As I write this post, decision time was at hand in the U.S. House of Representatives to replace what was derisively called “Obamacare” (The Affordable Care Act of 2010). Mid-paragraph came a bulletin that the first move to replacement, the American Health Care Act, failed. The apparent objective had been to figuratively kill “Obamacare” on the 7th anniversary of its enactment, Mar 23, 2010.
A good commentary about the lack of action on March 23, can be viewed here. Visit the same source tomorrow for a digest of comments about what happened today. [Mar. 24, “A Fine Failure”, here. SNIP: “The process toward passing Obamacare began on March 5, 2009, when President Obama convened a “health summit” with various players in the health care industry. It finished 383 days later, on March 23, 2010, when he signed it into law.
Trumpcare began life on February 16, 2017, when Paul Ryan released an outline of what a Republican bill would look like. It was abandoned 36 days later, on March 24, 2017.” from Kevin Drum, here.]
Personally, I view this issue of Health care for all (or some) from these vantage points:
1) My wife and I are greatly privileged to have pensions, Medicare, supplemental and long term care insurance. I would guess we are similar to those folks in Congress who sit in judgement of people with less resources.
That’s where the “Life and Death” title to this post originates. The objective of the supposed replacement bill (my opinion) was to make national health insurance less accessible and affordable, thence to enable another round of huge tax cuts whose primary beneficiaries will be the already very wealthy.
2) The practical reality of the future of Health Care for all lies with the very people who gave a win to the Republicans in the last election; and make no mistake, this is strictly a Republican initiative – look at the votes. Salespeople are good at selling dreams. But as an old saying from my childhood goes “the proof of the pudding is in the eating”. As a society we have to do better at informing ourselves about the consequences of our own actions (or inactions).
Unfortunately, often we get exactly what we deserve.
3) Personally, today, as stated above, we sit here in pretty good shape, if medical need happens.
Everybody should have the same privilege in this hugely wealthy country that is the United States (I would extend that to everyone on our planet, but that’s for another time.)
As this debate goes on I remember a distinct time in my own history:
In September of 1963 I was discharged from the Army, and by early October was teaching school in Minnesota.

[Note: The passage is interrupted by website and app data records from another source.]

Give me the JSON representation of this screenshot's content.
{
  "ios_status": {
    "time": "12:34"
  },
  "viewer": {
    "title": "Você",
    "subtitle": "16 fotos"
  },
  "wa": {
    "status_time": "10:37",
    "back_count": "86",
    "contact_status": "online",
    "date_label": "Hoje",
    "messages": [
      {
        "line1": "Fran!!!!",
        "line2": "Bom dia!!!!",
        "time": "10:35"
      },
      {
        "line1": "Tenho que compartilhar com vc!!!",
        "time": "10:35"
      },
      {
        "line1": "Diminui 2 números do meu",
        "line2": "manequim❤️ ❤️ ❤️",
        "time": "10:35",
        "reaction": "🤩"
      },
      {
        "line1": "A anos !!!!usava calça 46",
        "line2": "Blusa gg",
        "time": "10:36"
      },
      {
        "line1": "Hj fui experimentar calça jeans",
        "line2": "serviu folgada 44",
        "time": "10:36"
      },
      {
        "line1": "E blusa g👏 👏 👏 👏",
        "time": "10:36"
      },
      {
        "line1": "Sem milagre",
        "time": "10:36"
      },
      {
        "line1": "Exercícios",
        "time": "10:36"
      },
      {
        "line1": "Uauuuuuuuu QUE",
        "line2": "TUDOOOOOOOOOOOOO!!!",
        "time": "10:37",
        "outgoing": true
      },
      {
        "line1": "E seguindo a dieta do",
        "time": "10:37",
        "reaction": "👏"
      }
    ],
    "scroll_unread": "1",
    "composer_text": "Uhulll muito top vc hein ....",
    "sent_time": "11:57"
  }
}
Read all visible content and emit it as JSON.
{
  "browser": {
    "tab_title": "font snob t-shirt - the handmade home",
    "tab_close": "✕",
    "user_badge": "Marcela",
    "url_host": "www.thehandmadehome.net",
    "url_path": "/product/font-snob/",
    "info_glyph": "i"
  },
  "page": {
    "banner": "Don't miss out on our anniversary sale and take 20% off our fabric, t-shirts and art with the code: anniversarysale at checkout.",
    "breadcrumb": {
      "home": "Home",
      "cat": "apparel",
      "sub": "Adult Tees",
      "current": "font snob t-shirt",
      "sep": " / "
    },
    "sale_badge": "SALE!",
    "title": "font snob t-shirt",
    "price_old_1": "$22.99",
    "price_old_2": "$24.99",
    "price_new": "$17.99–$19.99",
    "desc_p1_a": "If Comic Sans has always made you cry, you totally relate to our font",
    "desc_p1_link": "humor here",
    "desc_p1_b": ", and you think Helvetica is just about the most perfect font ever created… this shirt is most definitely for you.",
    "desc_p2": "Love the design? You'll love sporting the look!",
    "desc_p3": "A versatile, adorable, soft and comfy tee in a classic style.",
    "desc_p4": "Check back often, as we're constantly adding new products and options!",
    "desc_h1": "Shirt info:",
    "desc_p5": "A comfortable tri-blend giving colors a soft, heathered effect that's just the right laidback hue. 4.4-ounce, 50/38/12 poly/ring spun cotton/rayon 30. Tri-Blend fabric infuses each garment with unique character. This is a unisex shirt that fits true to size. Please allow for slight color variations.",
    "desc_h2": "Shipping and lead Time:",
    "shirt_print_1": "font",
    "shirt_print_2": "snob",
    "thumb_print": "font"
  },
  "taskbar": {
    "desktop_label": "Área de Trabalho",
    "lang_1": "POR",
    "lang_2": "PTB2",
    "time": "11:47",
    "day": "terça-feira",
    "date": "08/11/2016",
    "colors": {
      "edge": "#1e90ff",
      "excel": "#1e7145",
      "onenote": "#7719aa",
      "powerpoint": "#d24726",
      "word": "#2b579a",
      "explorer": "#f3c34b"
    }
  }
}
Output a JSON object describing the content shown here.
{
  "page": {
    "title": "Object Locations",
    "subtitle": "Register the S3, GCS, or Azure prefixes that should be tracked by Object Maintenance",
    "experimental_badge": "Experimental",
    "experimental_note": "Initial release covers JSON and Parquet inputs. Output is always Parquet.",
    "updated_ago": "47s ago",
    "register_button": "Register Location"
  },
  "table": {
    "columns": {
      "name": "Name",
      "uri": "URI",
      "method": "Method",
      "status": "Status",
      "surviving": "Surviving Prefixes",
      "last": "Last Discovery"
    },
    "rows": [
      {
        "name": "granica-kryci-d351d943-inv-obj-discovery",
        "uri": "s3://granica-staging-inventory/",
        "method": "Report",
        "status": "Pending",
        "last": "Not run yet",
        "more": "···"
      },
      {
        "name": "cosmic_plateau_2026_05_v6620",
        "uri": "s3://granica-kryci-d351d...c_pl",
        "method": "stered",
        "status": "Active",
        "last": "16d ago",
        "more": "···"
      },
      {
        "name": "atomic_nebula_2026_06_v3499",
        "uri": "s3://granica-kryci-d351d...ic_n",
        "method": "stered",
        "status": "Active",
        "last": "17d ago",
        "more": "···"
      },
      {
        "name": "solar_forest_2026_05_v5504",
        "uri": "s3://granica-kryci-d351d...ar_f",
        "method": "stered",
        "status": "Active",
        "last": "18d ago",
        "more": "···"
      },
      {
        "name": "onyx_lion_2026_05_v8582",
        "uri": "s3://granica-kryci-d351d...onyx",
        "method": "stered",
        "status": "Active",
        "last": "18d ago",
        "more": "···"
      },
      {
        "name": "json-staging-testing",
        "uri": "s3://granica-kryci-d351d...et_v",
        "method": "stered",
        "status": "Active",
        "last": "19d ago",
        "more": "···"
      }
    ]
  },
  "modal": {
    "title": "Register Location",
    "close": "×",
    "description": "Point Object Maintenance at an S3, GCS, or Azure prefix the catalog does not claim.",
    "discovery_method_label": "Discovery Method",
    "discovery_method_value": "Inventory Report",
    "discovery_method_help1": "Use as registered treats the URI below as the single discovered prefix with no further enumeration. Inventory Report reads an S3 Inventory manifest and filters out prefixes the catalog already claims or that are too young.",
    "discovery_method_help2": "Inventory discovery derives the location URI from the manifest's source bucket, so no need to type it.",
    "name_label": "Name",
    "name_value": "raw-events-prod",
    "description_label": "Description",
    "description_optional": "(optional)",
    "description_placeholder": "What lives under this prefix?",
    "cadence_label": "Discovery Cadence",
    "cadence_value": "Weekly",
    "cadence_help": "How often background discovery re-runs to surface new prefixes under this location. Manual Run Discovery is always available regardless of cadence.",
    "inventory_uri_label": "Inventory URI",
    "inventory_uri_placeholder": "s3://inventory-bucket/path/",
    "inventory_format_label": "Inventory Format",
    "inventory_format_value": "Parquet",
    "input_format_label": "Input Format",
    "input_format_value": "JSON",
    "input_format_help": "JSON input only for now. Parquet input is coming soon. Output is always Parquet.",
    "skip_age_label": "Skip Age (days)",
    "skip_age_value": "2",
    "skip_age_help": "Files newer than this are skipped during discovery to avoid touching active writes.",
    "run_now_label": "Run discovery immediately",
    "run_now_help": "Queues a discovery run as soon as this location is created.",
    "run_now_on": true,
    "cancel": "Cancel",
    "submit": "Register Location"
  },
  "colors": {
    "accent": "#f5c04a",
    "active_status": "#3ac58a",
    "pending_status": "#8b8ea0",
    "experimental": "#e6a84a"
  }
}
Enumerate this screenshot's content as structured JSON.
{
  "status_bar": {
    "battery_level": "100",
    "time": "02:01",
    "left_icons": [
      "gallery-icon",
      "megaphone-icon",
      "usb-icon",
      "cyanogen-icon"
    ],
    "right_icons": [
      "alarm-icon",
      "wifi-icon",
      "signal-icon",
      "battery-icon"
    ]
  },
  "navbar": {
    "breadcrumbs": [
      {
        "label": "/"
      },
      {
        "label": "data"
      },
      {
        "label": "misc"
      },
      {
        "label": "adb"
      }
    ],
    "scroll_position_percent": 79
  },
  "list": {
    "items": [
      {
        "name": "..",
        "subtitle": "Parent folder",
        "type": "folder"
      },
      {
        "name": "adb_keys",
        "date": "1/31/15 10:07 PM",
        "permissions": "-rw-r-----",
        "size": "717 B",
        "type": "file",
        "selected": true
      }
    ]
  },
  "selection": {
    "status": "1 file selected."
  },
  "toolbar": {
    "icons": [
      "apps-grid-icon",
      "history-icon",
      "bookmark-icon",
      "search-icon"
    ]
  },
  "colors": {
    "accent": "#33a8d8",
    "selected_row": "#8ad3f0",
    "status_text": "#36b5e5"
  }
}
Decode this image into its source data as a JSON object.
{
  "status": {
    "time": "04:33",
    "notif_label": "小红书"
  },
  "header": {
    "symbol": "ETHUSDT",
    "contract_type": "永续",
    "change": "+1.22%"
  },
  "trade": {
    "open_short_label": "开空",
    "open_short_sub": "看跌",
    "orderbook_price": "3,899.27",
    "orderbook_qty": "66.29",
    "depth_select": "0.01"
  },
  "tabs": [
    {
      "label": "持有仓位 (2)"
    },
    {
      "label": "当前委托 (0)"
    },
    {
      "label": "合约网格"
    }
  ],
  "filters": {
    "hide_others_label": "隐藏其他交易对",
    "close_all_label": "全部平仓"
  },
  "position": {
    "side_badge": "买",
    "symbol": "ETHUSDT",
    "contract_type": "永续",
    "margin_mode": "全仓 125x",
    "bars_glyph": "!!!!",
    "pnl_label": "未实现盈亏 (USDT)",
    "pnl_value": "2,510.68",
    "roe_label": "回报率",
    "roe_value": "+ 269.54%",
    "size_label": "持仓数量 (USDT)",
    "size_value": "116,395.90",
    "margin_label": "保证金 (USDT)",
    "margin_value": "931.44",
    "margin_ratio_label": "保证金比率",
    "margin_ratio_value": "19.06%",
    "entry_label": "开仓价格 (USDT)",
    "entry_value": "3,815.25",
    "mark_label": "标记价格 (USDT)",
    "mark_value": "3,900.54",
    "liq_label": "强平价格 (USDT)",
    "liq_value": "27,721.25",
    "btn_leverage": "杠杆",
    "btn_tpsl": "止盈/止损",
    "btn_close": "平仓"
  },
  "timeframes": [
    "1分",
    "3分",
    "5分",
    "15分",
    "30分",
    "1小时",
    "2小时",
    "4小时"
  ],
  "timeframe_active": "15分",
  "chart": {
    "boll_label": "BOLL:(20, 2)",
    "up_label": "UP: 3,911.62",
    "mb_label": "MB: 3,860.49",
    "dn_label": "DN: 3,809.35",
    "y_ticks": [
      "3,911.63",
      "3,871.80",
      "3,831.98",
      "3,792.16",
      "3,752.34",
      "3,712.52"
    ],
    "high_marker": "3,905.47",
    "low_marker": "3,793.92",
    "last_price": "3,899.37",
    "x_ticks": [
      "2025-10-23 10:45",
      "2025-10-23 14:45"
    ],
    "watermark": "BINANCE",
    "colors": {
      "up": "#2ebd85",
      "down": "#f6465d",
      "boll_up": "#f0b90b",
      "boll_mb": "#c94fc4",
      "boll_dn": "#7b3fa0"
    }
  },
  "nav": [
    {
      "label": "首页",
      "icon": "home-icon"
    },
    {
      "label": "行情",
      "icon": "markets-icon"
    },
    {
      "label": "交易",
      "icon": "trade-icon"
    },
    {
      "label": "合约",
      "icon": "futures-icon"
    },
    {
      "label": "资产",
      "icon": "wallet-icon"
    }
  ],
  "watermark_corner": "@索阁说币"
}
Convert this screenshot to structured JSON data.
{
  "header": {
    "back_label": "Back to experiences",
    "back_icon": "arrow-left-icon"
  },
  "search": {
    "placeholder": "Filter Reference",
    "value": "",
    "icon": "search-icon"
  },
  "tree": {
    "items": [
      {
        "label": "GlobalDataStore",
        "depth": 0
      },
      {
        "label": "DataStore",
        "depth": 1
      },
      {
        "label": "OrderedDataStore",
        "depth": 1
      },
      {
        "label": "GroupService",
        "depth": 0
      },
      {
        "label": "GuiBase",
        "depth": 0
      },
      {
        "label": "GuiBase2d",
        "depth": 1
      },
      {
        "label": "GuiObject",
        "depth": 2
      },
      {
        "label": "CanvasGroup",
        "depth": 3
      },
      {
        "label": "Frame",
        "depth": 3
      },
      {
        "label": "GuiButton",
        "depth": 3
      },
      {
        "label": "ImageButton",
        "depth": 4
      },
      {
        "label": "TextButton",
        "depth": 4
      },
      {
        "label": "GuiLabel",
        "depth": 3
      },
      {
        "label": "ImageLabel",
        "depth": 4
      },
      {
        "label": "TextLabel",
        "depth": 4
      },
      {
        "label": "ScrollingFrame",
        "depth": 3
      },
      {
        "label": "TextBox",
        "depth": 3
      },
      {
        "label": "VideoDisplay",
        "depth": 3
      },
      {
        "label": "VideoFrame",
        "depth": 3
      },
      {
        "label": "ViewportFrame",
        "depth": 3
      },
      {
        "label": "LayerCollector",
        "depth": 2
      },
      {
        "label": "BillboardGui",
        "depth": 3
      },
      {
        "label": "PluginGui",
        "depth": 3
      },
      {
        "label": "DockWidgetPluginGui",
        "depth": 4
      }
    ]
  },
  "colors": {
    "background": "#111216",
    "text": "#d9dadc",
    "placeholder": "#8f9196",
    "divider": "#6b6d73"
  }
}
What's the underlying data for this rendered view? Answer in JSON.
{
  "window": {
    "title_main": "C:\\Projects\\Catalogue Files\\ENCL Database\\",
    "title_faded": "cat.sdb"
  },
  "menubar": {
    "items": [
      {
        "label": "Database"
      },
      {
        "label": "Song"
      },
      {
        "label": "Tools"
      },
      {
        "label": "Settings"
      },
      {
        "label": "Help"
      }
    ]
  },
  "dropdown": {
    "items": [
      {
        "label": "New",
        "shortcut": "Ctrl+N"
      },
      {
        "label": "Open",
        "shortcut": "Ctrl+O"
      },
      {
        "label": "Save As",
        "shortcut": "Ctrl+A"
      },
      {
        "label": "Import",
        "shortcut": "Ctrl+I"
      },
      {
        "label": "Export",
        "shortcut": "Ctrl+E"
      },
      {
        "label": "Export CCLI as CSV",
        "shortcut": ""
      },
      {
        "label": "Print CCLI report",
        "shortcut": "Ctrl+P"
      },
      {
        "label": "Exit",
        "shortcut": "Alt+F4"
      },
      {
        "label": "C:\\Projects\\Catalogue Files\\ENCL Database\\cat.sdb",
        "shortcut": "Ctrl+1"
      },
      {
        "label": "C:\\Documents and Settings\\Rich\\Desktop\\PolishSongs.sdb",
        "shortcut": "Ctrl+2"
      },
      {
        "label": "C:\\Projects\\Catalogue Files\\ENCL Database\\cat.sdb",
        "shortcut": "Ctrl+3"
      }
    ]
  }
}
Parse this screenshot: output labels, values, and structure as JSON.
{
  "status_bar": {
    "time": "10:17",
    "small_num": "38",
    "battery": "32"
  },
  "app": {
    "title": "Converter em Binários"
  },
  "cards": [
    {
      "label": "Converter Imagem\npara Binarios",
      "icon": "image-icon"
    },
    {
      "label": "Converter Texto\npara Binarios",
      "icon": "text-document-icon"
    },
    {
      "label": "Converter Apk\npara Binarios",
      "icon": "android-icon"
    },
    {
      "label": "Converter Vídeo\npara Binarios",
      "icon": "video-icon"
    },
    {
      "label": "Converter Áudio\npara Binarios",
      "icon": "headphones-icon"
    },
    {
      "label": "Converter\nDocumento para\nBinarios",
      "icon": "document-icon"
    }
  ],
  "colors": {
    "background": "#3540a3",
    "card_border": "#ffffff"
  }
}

My recent bride was also teaching.
I don’t recall the exact sequence, but at one point the insurance agent for Blue Cross/Blue Shield came by, and I opted for the doctor plan (Blue Shield) and passed on Blue Cross – too expensive. In the Army, everything was covered.
At about the same time my very young wife had to quit teaching because her health had seriously deteriorated. The ultimate diagnosis was kidney problems, and she died two years later.
We had no hospital insurance, and even if we had, at that point in history, her ailment would have been a pre-existing condition, and disqualified her from coverage.
In the end, in October of 1965, I was saved from bankruptcy only by a County Welfare Board in North Dakota, which paid the greatest share of the bills (which amounted to about four times my then yearly salary.) Other hospitals and clinics basically dealt with us as charity cases. Even welfare was no certainty. In those two years we never technically became a resident of any County or State. We moved too frequently to reach the one-year threshold….
In our circumstances then (which I described recently as trodding through a blizzard), we had only survival on our minds. Making sophisticated decisions was not part of our process. And if we could have thought things through, we had no resources to carry our own share of the load.’
So, I can sit here at my computer, comfortable that something can happen, and most likely I can get treatment quickly and at low and affordable cost.
But I lived for two years in a terrifying world, totally dependent on a system I didn’t understand, and couldn’t afford to leverage to our benefit.
There are millions upon millions of people not so fortunate as I, and why should I not help them out by one of life’s basics: affordable health care? I stand for sharing.
4) There has always been something incongruous about the need to further pad the vast resources of the already wealthy.
Capitalism (unfortunately) is based on consumption, but people in middle and lower classes need resources to buy things and thus enrich the capitalists, particularly the wealthy.
The very wealthy, however, remind me a lot about a favorite childhood comic character, Scrooge McDuck, cavorting around in his money bin.
Salting away wealth in a bank, perhaps even offshore, is not a way to help a great society stay great. Greed ultimately kills us all.